turned its 8:30 a.m. service Sunday into a surprise party for Kevin and Linda Kinsella to celebrate the couple’s 25th year as youth ministers.
The celebration was such a surprise that Kevin Kinsella arrived late, forcing co-pastor Seth Moland-Kovash to “call an audible” and delay the presentation until after the opening prayer, when Kinsella was in the church and seated with the youth group.
Karen Goodlow, who has assisted the Kinsellas with the youth group for 20 years, asked the couple to stand, and then introduced Ellie Gray, a youth group member and senior at Fremd High School. Gray read from an essay she wrote about Kevin Kinsella for a statewide Lincolnland Legends competition (her essay came in second place, earning Gray a $4,000 scholarship). Gray described how the Kinsellas volunteered to start a youth ministry at All Saints in the 1980s, and remain volunteers to this day.
The ministry, which is open to high school students, meets each Sunday morning at 9:45 a.m. during the school year in a room in the church basement filled with donated couches and easy chairs, with a drum kit and foosball table sitting to the side. Gray noted that group activities include volunteering for PADS – All Saints is a PADS location – and Habitat for Humanity.
Gray then told the congregation that in 2007, when Kevin learned that Palatine Township Food Pantry routinely ran short of food during the summer, he and his daughter, Kellie, founded Youth Opposition to Hunger in Palatine. In its first year, the organization raised more than $100,000 for the pantry. Since it was founded YHOP has raised $80,000.
“Kevin is the heart and soul of our youth group, the reason most kids come back week after week,” Gray read. “He listens to us when no one else will, constantly reminding us that God will be there for us all the time.”
After Gray spoke, Goodlow and Troy DeFranco, who also assists with the youth ministry, presented the Kinsellas with a gift, a picture with the message “Show Me. Teach Me. Guide Me.” To demonstrate the Kinsellas’ legacy at All Saints, Jenn Moland-Kovash, who is co-pastor with her husband, asked all youth group members to stand, then all former members, then the parents of current or former members.

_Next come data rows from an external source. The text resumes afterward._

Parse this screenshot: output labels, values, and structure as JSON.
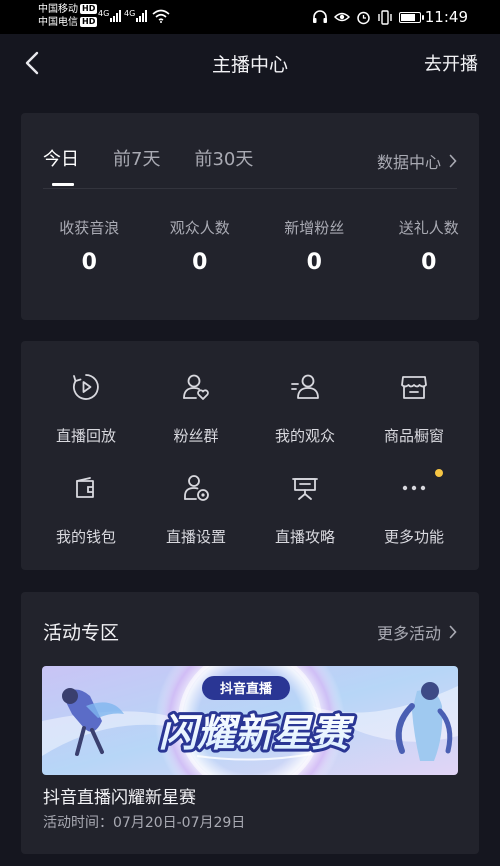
{
  "status_bar": {
    "carrier_1": "中国移动",
    "carrier_2": "中国电信",
    "hd_badge": "HD",
    "network_1": "4G",
    "network_2": "4G",
    "time": "11:49"
  },
  "nav": {
    "title": "主播中心",
    "action_label": "去开播"
  },
  "stats": {
    "tabs": [
      {
        "label": "今日",
        "active": true
      },
      {
        "label": "前7天",
        "active": false
      },
      {
        "label": "前30天",
        "active": false
      }
    ],
    "data_center_link": "数据中心",
    "items": [
      {
        "label": "收获音浪",
        "value": "0"
      },
      {
        "label": "观众人数",
        "value": "0"
      },
      {
        "label": "新增粉丝",
        "value": "0"
      },
      {
        "label": "送礼人数",
        "value": "0"
      }
    ]
  },
  "features": [
    {
      "label": "直播回放",
      "icon": "replay-icon"
    },
    {
      "label": "粉丝群",
      "icon": "fan-group-icon"
    },
    {
      "label": "我的观众",
      "icon": "audience-icon"
    },
    {
      "label": "商品橱窗",
      "icon": "shop-window-icon"
    },
    {
      "label": "我的钱包",
      "icon": "wallet-icon"
    },
    {
      "label": "直播设置",
      "icon": "live-settings-icon"
    },
    {
      "label": "直播攻略",
      "icon": "guide-icon"
    },
    {
      "label": "更多功能",
      "icon": "more-icon",
      "badge_dot_color": "#f6c544"
    }
  ],
  "activity": {
    "title": "活动专区",
    "more_link": "更多活动",
    "banner": {
      "brand_text": "抖音直播",
      "headline_text": "闪耀新星赛"
    },
    "event_name": "抖音直播闪耀新星赛",
    "event_time": "活动时间：07月20日-07月29日"
  },
  "colors": {
    "background": "#15161f",
    "card": "#22232c",
    "muted_text": "#a9aab3",
    "badge_dot": "#f6c544"
  }
}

By this point, nearly the entire congregation was standing.
After the service, the Kinsellas said their longevity as youth ministers is one reason teenagers at All Saints find them easy to relate to, because they are a friendly and familiar presence in the church. “It’s a difficult group to gain trust in, the high school kids,” Kevin said. “Early on, you’re just old people."
The Kinsellas are both 50 years old and stress they have no plans to retire. They are proud that two former youth group members, Goodlow and DeFranco, returned to assist them with the ministry. “We continue to bring in younger ones that are cooler than us,” Kevin said.
DeFranco said he owes much to the Kinsellas. “They basically have saved my life,” he said.
DeFranco had a learning disability in high school and had a difficult time getting into college. Twenty-one schools rejected him before he finally was accepted at Illinois State University. He said the Kinsellas helped him deal with discouragement as those 21 rejections rolled in. “When you’re in high school and things aren’t going your way and you want to believe in something, they were my connection with God.”
Jenn Moland-Kovash said the Kinsellas also inspire youth group members by the example they set. “They’ve lived out their faith,” she said. “They walk the walk and talk the talk.”
Linda Kinsella noted that the teenagers in the youth group now tend to be more service-oriented than teenagers in the 1980s. “One thing that hasn’t changed,” she said, “is that kids just want to be a part of something, and they want to be heard.”
Goodlow and DeFranco organized the tribute to the Kinsellas. They sought out former youth group members on Facebook and invited them to attend the service, which was also the last youth group meeting until the fall.
Kevin Kinsella turned a photo shoot with all current and former members into an impromptu meeting, asking past members to stand up and introduce themselves to the current members. Past members ranged from several who graduated from high school last year to one, Mike Williams, who graduated in 1986, the year the Kinsellas initiated the youth ministry. “We’ve got some oldies but goodies here, Karen said.
The last person to speak, Andy Nedzel, graduated from Fremd in 1992. “When I came in as a freshman, I was the kid who sat in the corner and said nothing. And by the end, I had a voice,” Nedzel said, “and I’d like to thank Kevin and Linda for that.”
The tribute to the Kinsellas concluded with a picnic at the Deer Grove Forest Preserve.
Correction: In the original version of this story Troy DeFranco was referred to as DeMarco several times. Also the story stated that YHOP had raised $80,000 this year. YHOP has raised $80,000 since it was founded. Palatine Patch regrets the errors.